» EXERCISE DETAILS
Only lines that contain the word "samochodu" belong in the answer; copy them from the records below.

» GIVEN DATA

━━━━━━━━

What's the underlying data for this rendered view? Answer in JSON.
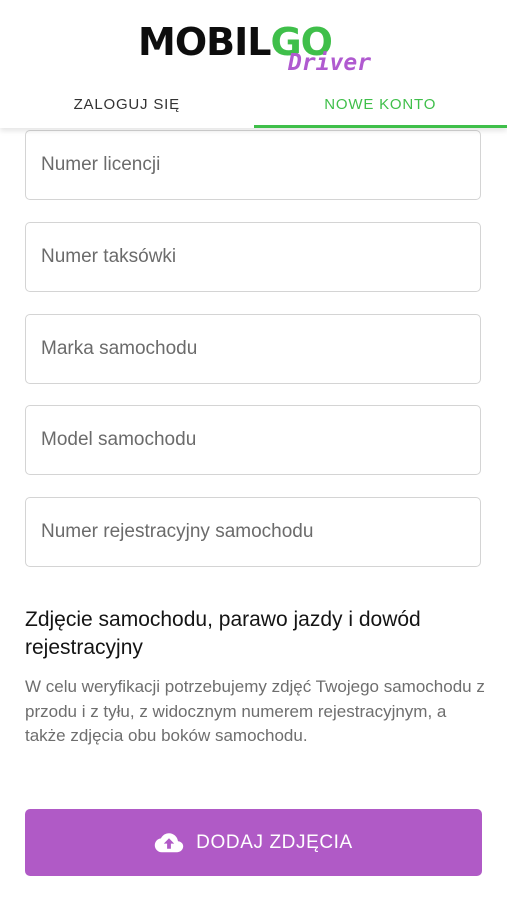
{
  "logo": {
    "main_part1": "MOBIL",
    "main_part2": "GO",
    "sub": "Driver"
  },
  "tabs": [
    {
      "label": "ZALOGUJ SIĘ",
      "active": false
    },
    {
      "label": "NOWE KONTO",
      "active": true
    }
  ],
  "form": {
    "fields": [
      {
        "placeholder": "Numer licencji",
        "value": ""
      },
      {
        "placeholder": "Numer taksówki",
        "value": ""
      },
      {
        "placeholder": "Marka samochodu",
        "value": ""
      },
      {
        "placeholder": "Model samochodu",
        "value": ""
      },
      {
        "placeholder": "Numer rejestracyjny samochodu",
        "value": ""
      }
    ]
  },
  "photos": {
    "title": "Zdjęcie samochodu, parawo jazdy i dowód rejestracyjny",
    "description": "W celu weryfikacji potrzebujemy zdjęć Twojego samochodu z przodu i z tyłu, z widocznym numerem rejestracyjnym, a także zdjęcia obu boków samochodu.",
    "button_label": "DODAJ ZDJĘCIA",
    "button_icon": "cloud-upload-icon"
  },
  "colors": {
    "brand_green": "#3fbf4a",
    "brand_purple": "#b05ac6",
    "logo_purple": "#b05ad0"
  }
}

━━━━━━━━

» WRITTEN SOLUTION
        "placeholder": "Marka samochodu",
        "placeholder": "Model samochodu",
        "placeholder": "Numer rejestracyjny samochodu",
    "title": "Zdjęcie samochodu, parawo jazdy i dowód rejestracyjny",
    "description": "W celu weryfikacji potrzebujemy zdjęć Twojego samochodu z przodu i z tyłu, z widocznym numerem rejestracyjnym, a także zdjęcia obu boków samochodu.",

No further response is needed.